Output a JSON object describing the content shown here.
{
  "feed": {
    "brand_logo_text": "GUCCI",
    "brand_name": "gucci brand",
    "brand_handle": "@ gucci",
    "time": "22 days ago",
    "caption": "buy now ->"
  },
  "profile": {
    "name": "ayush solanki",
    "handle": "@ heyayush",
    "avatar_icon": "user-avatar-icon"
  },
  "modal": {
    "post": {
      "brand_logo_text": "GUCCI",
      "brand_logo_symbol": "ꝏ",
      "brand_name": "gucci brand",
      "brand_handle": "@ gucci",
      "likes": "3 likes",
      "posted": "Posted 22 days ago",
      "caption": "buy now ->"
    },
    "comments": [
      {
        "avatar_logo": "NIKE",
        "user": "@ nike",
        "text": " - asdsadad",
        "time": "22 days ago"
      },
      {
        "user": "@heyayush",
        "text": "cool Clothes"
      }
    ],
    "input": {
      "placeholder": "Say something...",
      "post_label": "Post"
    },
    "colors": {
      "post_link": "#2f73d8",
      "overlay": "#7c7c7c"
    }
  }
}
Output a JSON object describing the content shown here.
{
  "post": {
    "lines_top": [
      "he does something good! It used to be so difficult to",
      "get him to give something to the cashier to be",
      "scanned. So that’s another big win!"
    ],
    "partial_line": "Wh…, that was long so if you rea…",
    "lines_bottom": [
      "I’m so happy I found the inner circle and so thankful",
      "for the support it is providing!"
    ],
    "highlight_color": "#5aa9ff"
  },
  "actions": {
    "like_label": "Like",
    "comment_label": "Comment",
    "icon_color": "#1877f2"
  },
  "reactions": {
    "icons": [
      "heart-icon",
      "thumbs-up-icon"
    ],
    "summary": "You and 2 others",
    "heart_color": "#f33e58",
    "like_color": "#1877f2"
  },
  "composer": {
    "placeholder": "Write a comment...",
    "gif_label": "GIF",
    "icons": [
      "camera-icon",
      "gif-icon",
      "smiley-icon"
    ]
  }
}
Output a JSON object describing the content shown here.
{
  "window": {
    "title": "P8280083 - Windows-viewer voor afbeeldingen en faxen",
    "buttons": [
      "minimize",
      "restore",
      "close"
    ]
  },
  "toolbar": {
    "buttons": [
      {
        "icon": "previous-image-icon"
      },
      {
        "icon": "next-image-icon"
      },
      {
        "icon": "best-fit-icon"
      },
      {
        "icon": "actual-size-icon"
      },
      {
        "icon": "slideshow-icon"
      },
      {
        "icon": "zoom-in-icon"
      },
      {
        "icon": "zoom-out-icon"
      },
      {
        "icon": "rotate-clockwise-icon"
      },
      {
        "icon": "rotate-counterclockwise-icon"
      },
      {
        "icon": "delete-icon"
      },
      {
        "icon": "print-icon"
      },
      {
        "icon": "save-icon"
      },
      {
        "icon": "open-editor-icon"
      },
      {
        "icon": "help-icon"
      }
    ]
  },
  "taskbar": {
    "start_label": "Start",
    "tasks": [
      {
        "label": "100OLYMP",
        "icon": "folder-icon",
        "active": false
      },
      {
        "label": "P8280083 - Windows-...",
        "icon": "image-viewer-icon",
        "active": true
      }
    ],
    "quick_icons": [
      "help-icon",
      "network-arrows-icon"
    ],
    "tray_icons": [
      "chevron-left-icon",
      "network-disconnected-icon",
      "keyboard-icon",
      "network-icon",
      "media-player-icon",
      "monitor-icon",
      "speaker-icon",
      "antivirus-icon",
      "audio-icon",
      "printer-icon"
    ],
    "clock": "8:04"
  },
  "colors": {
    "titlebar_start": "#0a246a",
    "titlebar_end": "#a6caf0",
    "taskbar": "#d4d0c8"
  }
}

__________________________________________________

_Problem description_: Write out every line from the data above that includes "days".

_Answer to this problem_:
    "time": "22 days ago",
      "posted": "Posted 22 days ago",
        "time": "22 days ago"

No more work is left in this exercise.